I'm new to jME and is trying out the beginner tutorials. Now I'm on tutorial 12 - Hello LevelOfDetail. I think I got most of it but last few bits - the camera rotations. The code is as follows:
// Left vector
tempMa.setColumn(0, up.cross(lookAtObject, tempVc).normalizeLocal());
// Up vector
tempMa.setColumn(1, left.cross(lookAtObject, tempVd).normalizeLocal());
// Direction vector
You can reach the tutorial by the link http://www.jmonkeyengine.com/wiki/doku.php/starter:hello_lod and it's at the bottom of the page.

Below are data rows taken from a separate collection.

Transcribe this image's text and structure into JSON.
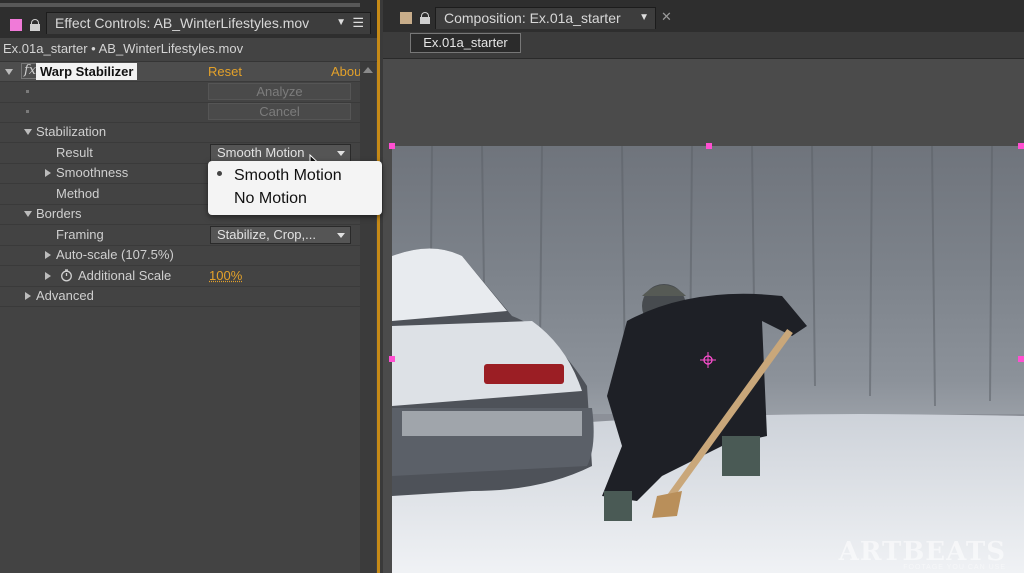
{
  "left_panel": {
    "tab_title": "Effect Controls: AB_WinterLifestyles.mov",
    "breadcrumb": "Ex.01a_starter • AB_WinterLifestyles.mov",
    "effect": {
      "fx_label": "fx",
      "name": "Warp Stabilizer",
      "reset_label": "Reset",
      "about_label": "Abou"
    },
    "analyze_label": "Analyze",
    "cancel_label": "Cancel",
    "stabilization": {
      "label": "Stabilization",
      "result_label": "Result",
      "result_value": "Smooth Motion",
      "smoothness_label": "Smoothness",
      "method_label": "Method"
    },
    "borders": {
      "label": "Borders",
      "framing_label": "Framing",
      "framing_value": "Stabilize, Crop,...",
      "autoscale_label": "Auto-scale (107.5%)",
      "additional_scale_label": "Additional Scale",
      "additional_scale_value": "100%"
    },
    "advanced_label": "Advanced"
  },
  "popup_menu": {
    "items": [
      {
        "label": "Smooth Motion",
        "selected": true
      },
      {
        "label": "No Motion",
        "selected": false
      }
    ]
  },
  "right_panel": {
    "tab_title": "Composition: Ex.01a_starter",
    "comp_chip": "Ex.01a_starter"
  },
  "video": {
    "watermark": "ARTBEATS",
    "watermark_sub": "FOOTAGE YOU CAN USE"
  },
  "colors": {
    "accent": "#e3a12a",
    "handle": "#ff4fd1"
  }
}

Honestly, I don't quite understand those bits of things so here is my question:
- Which axis or vector does the camera rotate to?
- Why the matrix is caculated in such a way?
I know I'm not very good at math, so please just point me in the right directions where I should start to look at if it's too basic. Sorry if the question is stupid or it's asked before. Thanks for any help.
Thanks so much for your excellent explanation. Now I think I know what all it's doing. It turned out that I was thinking the wrong way that I misinterpreted the behavior of the method setLocalRotation. I thought the camera was rotating along something but it is just simply placing the camera towards the maggie object all the way along moving the path. once we have the 'lookAtObject' direction we simply to caculate the other two vectors that were originally pointing to Up and Left to eventually make up of the matrix.
Regarding the question on which direction does the new vector point to after a cross product, I think the direction is not ambiguous but determined by the directions of the two vectors that were doing the cross product. Suppose we have two vector a and b right on your monitor and then we connect a's head to b's tail. We can tell the direction of a cross product b by determining the direction of a to b. If a to b shows a clockwise direction in a left hand cooridination system, a cross product b points to you. If a to b shows an anti-clockwise direction, it points away from you and it's doing in the reverse way in a right hand cooridination system.